“I am so excited for her,” Oona said. “I met her here at the bee.”
Oona correctly spelled both words in Rounds 2 and 3 onstage Wednesday, but she said the written spelling and vocabulary test that she took on Tuesday held her back.
“It’s such an honor just to be here,” Oona’s mother, Kiko Gladsjo, said. “I mean it’s like, wow, these 49 kids got to be in the semifinals, but they really are all winners.”
During the rounds, Oona seemed only slightly nervous about spelling “xiphias,” another word for swordfish.
“May I have a spelling please?” Oona joked onstage, asking for the origin of the word as well.
She said she saw her Round 2 word, “geoponics,” in her head. Geoponics is the science or art of cultivating the Earth.
This is the last year Oona qualifies for the bee because of her age, but she’s excited to move on and pursue other academic interests.

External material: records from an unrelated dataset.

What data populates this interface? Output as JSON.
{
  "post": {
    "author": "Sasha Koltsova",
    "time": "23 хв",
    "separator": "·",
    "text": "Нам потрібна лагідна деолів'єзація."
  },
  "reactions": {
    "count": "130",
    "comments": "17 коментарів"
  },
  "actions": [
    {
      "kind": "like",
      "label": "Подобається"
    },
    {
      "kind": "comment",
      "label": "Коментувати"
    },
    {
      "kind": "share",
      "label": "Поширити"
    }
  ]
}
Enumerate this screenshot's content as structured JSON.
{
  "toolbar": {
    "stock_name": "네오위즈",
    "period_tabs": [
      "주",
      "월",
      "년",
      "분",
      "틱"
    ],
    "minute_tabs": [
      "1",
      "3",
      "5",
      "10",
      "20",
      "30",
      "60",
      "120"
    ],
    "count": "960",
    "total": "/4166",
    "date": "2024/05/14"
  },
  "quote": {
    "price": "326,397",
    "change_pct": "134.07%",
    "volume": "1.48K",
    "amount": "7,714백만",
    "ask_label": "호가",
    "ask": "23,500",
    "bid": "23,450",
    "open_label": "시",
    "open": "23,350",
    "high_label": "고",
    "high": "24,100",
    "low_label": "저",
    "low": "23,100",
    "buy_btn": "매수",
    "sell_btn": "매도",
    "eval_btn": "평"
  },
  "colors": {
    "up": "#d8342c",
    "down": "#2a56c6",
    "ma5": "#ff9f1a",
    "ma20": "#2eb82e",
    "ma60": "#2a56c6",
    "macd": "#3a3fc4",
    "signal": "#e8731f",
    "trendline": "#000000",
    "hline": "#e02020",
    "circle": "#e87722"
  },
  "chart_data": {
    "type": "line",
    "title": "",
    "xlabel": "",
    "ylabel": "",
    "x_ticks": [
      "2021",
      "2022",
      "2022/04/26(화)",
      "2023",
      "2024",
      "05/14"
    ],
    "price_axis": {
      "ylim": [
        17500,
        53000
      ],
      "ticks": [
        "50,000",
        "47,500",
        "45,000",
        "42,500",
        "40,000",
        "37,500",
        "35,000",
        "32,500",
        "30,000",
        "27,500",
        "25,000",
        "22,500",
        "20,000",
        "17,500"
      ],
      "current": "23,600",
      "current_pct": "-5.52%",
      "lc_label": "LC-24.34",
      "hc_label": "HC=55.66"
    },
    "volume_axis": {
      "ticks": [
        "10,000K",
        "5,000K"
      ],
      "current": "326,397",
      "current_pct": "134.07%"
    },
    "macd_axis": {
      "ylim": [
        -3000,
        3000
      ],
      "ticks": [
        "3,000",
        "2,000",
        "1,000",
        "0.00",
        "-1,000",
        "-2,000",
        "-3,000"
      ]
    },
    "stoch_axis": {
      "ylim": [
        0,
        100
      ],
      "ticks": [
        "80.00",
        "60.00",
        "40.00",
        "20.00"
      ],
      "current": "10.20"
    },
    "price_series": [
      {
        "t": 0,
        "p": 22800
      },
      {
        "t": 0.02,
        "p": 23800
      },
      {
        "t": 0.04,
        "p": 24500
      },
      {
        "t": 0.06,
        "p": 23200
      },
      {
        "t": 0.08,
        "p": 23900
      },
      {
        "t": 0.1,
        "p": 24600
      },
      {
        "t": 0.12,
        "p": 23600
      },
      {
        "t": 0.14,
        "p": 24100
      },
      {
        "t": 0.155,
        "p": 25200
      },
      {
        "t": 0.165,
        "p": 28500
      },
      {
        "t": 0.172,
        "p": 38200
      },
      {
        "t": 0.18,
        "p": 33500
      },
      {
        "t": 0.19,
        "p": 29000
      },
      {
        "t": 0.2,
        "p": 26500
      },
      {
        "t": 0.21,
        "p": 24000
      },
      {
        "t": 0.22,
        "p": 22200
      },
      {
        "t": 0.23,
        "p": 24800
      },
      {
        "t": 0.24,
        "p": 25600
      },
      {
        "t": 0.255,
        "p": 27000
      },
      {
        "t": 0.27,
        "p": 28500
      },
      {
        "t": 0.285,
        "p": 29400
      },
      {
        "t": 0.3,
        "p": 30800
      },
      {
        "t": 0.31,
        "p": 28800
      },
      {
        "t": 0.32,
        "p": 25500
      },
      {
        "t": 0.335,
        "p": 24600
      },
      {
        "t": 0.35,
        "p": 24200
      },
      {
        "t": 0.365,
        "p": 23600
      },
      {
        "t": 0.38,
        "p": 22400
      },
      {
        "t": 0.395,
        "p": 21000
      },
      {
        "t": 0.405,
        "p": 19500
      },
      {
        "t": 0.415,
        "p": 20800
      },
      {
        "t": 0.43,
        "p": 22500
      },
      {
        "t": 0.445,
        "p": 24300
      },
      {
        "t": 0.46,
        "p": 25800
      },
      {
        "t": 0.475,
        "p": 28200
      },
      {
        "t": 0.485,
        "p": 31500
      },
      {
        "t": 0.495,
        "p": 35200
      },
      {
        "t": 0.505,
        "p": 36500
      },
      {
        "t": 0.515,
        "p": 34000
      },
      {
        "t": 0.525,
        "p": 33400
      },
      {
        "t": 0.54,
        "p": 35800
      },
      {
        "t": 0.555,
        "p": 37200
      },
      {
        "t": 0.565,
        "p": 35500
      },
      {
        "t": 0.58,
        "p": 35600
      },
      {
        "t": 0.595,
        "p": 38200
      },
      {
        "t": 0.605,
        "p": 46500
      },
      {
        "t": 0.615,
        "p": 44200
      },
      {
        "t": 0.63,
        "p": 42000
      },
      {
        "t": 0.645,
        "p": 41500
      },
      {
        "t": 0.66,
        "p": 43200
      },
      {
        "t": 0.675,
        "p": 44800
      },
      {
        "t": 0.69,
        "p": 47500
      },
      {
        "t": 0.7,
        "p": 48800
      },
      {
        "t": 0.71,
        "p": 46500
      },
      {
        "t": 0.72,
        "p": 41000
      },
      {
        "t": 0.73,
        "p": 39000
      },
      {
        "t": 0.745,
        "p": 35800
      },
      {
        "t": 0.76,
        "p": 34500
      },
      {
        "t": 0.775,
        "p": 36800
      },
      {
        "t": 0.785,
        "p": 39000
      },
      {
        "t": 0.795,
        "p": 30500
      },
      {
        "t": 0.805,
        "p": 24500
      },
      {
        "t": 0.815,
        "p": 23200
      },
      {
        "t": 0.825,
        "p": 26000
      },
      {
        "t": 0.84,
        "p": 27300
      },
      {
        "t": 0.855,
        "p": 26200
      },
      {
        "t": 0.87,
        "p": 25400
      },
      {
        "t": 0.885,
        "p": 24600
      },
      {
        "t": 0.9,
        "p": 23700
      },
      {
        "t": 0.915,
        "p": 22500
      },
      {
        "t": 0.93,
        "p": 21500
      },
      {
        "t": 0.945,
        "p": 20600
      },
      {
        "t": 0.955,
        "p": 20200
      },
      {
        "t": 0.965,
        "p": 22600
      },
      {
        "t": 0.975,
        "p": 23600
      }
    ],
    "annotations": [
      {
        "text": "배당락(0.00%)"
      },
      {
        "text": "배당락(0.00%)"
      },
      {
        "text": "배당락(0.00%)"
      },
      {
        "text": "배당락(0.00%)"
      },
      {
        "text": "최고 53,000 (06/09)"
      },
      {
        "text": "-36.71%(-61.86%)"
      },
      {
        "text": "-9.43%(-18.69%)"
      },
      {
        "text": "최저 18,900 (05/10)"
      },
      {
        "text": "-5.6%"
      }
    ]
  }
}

“I’ve had the experience of the spelling bee, but now I can go on to study for other things that I’m into like debate,” the blue-haired teen said.
All 283 spellers appeared on stage Wednesday morning for Round 2, the first oral round. Only four spellers missed their words, and were out of the bee. By the end of Round 3 in the afternoon, 214 spellers remained. In both rounds, all the words came from a list of 1,000 study words.
At the close of Round 3, bee officials combined the scores earned by spellers in Tuesday’s written test and points earned spelling on stage to choose 49 semifinalists. After taking a second written test Wednesday evening, they will compete Thursday beginning at 10 a.m. EDT on ESPN2.
The finals will air Thursday at 8 p.m. EDT on ESPN. The winner takes home $35,000 in cash, a trophy and other prizes. All of the spellers were given Microsoft Surface 3 tablet computers to close Wednesday’s program.
Reach reporter Kathleen Devaney at [email protected] or 202-408-1494. SHFWire stories are free to any news organization that gives the reporter a byline and credits the SHFWire.